The joint observation is a first for Hubble and Webb, and it proves the space telescopes are allies, not rivals.
When NASA’s Double Asteroid Redirection Test (DART) spacecraft slammed into the asteroid moonlet Dimorphos on September 26, all eyes were on the crash.
Both the Hubble Space Telescope and the James Webb Space Telescope captured images of the DART impact, and they’ll keep checking in to observe its aftermath over the next few weeks and months. It’s the first time the two space telescopes have worked together this way; Webb has already taken images of some of Hubble’s past targets, but they’ve never observed the same object at the same time.
Both telescopes took before-and-after snapshots of Dimorphos and Didymos, the larger asteroid it orbits. Because Webb and Hubble view the universe in different wavelengths of light, they can join forces to give scientists a much more complete view of the debris cloud DART’s impact kicked up, from the long wavelengths of mid-infrared to the shorter wavelengths of ultraviolet light.
DART’s team will use that information to help them understand how hard DART hit Dimorphos and what effect the collision had on the moonlet. To do that, they need to know things like how much material got blasted away from the impact site, how fast that debris is moving, and whether it’s mostly in big chunks or small grains.
To pull it off, Webb’s team had to figure out how to keep their sights trained on a nearby object, which moved across the telescope’s field of view about three times faster than anything Webb was designed to track. Webb was built to study the faintest, most distant objects in the universe, but scientists keep wanting to point it at nearby objects, too — and the telescope and its operators keep rising to the challenge. It took several weeks to plan and test a tracking method for DART, but Webb’s team nailed it, capturing 10 images in about five hours of observation.
Hubble, meanwhile, watched Dimorphos and Didymos for about an hour with its Wide Field Camera 3 (WFC 3). and in the process, it revealed some interesting puzzles for DART’s science team to solve. One big question is why Didymos seemed to glow in the Hubble images for about eight hours after the impact; astronomers weren’t surprised that the moonlet flared brighter when DART struck it, but they’re intrigued by how long the brightness lingered, according to the European Space Agency (ESA).
The bright, spiky rays in the images are plumes of debris, blasted away from Dimorphos’s surface by the impact. Some of them seem to curve slightly, and figuring out why will take a lot more analysis.
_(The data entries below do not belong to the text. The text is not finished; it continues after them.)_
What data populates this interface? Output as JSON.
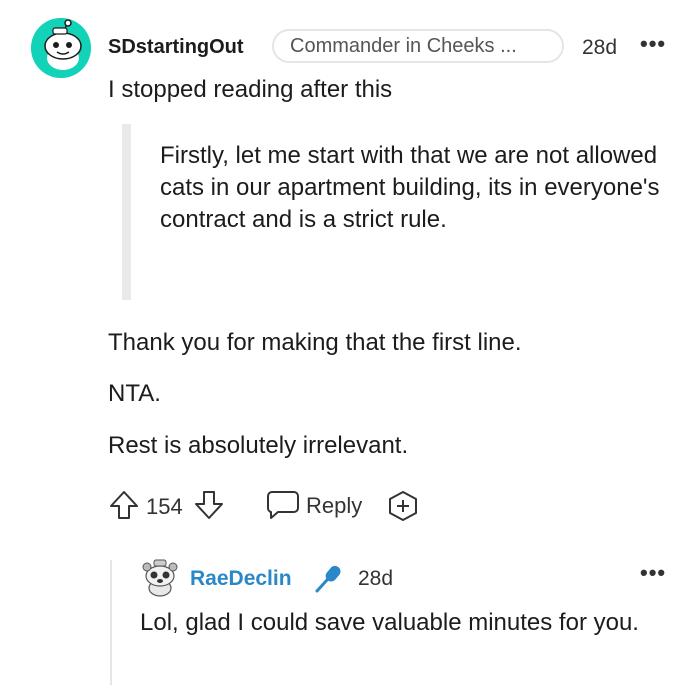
{
  "comment": {
    "username": "SDstartingOut",
    "flair": "Commander in Cheeks ...",
    "time": "28d",
    "more": "•••",
    "intro": "I stopped reading after this",
    "quote": "Firstly, let me start with that we are not allowed cats in our apartment building, its in everyone's contract and is a strict rule.",
    "paragraphs": [
      "Thank you for making that the first line.",
      "NTA.",
      "Rest is absolutely irrelevant."
    ],
    "vote_count": "154",
    "reply_label": "Reply",
    "icons": {
      "upvote": "upvote-arrow-icon",
      "downvote": "downvote-arrow-icon",
      "reply": "speech-bubble-icon",
      "award": "add-award-icon",
      "avatar": "snoo-avatar"
    }
  },
  "reply": {
    "username": "RaeDeclin",
    "time": "28d",
    "more": "•••",
    "text": "Lol, glad I could save valuable minutes for you.",
    "icons": {
      "badge": "microphone-icon",
      "avatar": "snoo-avatar-small"
    },
    "colors": {
      "username": "#2a88c8",
      "badge": "#2a88c8"
    }
  }
}
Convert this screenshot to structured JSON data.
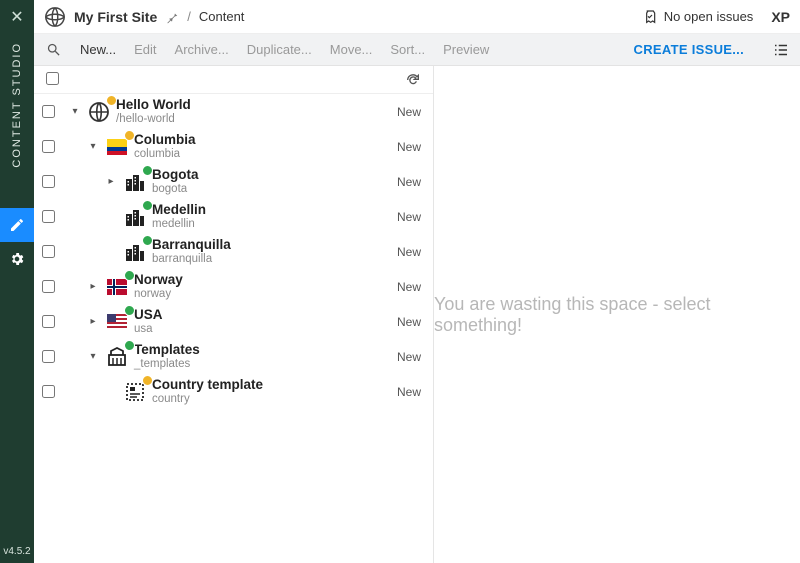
{
  "leftbar": {
    "label": "CONTENT STUDIO",
    "version": "v4.5.2"
  },
  "header": {
    "siteName": "My First Site",
    "breadcrumb": "Content",
    "issuesLabel": "No open issues",
    "brand": "XP"
  },
  "toolbar": {
    "new": "New...",
    "edit": "Edit",
    "archive": "Archive...",
    "duplicate": "Duplicate...",
    "move": "Move...",
    "sort": "Sort...",
    "preview": "Preview",
    "createIssue": "CREATE ISSUE..."
  },
  "preview": {
    "empty": "You are wasting this space - select something!"
  },
  "tree": {
    "items": [
      {
        "name": "Hello World",
        "path": "/hello-world",
        "status": "New",
        "expand": "expanded",
        "indent": 0,
        "icon": "globe",
        "badge": "warn"
      },
      {
        "name": "Columbia",
        "path": "columbia",
        "status": "New",
        "expand": "expanded",
        "indent": 1,
        "icon": "flag-colombia",
        "badge": "warn"
      },
      {
        "name": "Bogota",
        "path": "bogota",
        "status": "New",
        "expand": "collapsed",
        "indent": 2,
        "icon": "city",
        "badge": "ok"
      },
      {
        "name": "Medellin",
        "path": "medellin",
        "status": "New",
        "expand": "none",
        "indent": 2,
        "icon": "city",
        "badge": "ok"
      },
      {
        "name": "Barranquilla",
        "path": "barranquilla",
        "status": "New",
        "expand": "none",
        "indent": 2,
        "icon": "city",
        "badge": "ok"
      },
      {
        "name": "Norway",
        "path": "norway",
        "status": "New",
        "expand": "collapsed",
        "indent": 1,
        "icon": "flag-norway",
        "badge": "ok"
      },
      {
        "name": "USA",
        "path": "usa",
        "status": "New",
        "expand": "collapsed",
        "indent": 1,
        "icon": "flag-usa",
        "badge": "ok"
      },
      {
        "name": "Templates",
        "path": "_templates",
        "status": "New",
        "expand": "expanded",
        "indent": 1,
        "icon": "templates",
        "badge": "ok"
      },
      {
        "name": "Country template",
        "path": "country",
        "status": "New",
        "expand": "none",
        "indent": 2,
        "icon": "page-template",
        "badge": "warn"
      }
    ]
  }
}
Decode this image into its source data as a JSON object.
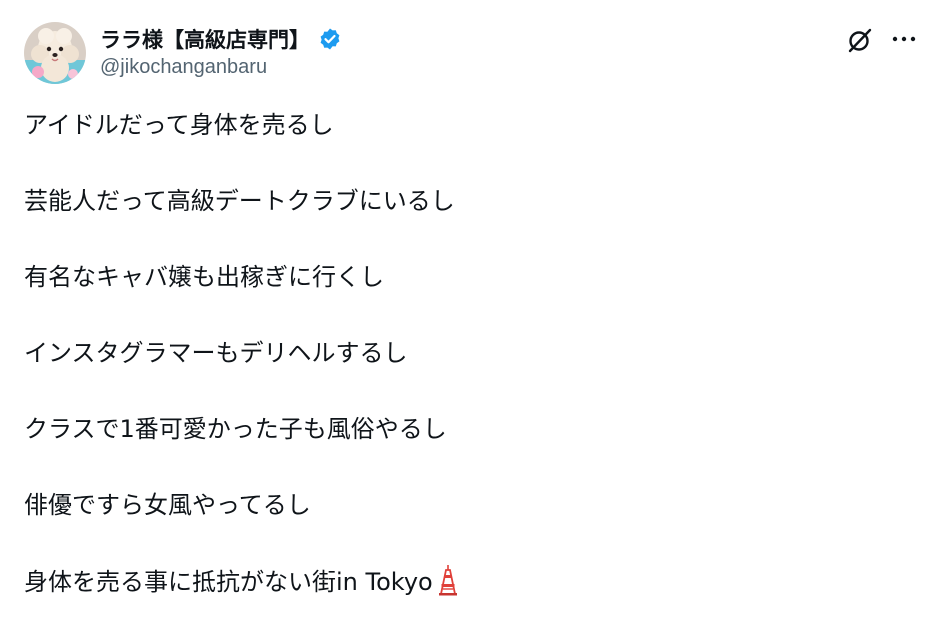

Webb and Hubble will have a role to play in that process, too. Over the next three weeks, Hubble will check in on Didymos ten more times to record how the cloud of ejected debris expands and fades. And Webb will check in with its Near Infrared Spectrometer (NIRSpec) and Mid Infrared Instrument (MIRI) for several more months to help astronomers learn more about the moonlet’s chemical makeup.